- Problem to work on -
In the entries, find all lines that hold the word "agent" and copy them.

:::::

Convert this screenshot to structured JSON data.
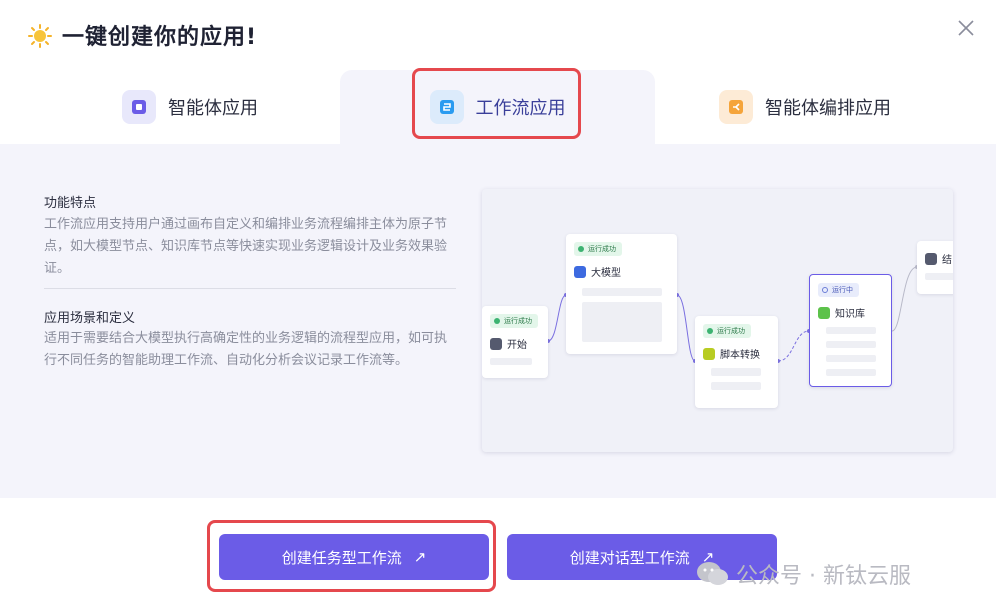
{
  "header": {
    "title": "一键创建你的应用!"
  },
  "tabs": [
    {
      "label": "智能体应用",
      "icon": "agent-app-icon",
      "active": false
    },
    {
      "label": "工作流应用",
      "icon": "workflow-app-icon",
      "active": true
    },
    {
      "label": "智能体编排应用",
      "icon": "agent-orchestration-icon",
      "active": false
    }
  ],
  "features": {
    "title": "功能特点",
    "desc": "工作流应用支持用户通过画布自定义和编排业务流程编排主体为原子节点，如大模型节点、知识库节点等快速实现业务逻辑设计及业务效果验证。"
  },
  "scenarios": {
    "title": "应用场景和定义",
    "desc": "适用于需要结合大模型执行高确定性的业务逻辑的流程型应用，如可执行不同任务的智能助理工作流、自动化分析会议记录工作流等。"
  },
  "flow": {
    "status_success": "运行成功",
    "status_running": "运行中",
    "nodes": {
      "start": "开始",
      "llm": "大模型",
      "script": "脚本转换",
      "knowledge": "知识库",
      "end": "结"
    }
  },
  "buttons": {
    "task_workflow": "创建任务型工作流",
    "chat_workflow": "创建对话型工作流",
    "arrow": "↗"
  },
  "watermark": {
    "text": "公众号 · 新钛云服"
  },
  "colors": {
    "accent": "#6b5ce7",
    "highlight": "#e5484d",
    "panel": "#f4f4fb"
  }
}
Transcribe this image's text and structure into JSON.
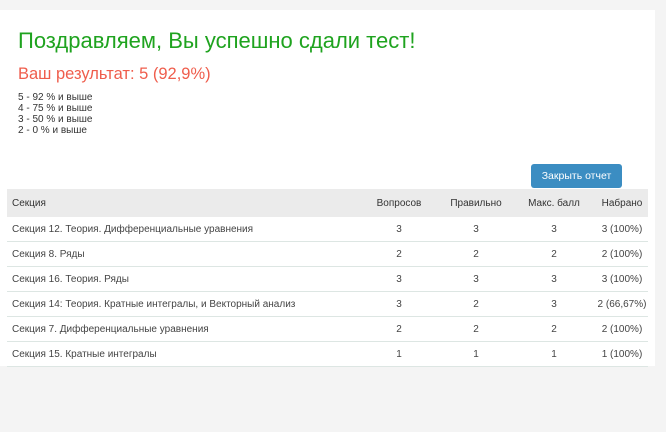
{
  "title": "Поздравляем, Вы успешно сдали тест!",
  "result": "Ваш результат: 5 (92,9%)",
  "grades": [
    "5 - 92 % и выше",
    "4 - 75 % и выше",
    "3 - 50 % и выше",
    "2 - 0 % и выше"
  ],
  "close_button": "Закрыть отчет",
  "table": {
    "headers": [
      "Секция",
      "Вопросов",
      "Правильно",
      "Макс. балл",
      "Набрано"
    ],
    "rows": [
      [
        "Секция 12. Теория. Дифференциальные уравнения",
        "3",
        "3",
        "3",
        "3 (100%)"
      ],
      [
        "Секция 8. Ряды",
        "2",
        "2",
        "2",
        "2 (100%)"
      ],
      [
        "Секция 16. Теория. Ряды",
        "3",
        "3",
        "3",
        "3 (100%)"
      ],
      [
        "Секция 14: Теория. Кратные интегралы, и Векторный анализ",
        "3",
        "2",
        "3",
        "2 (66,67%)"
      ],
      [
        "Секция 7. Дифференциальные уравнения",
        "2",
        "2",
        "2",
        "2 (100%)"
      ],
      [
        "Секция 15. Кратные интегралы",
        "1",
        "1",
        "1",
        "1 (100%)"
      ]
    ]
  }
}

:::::

- Reply to the exercise -
      "icon": "agent-app-icon",
      "icon": "agent-orchestration-icon",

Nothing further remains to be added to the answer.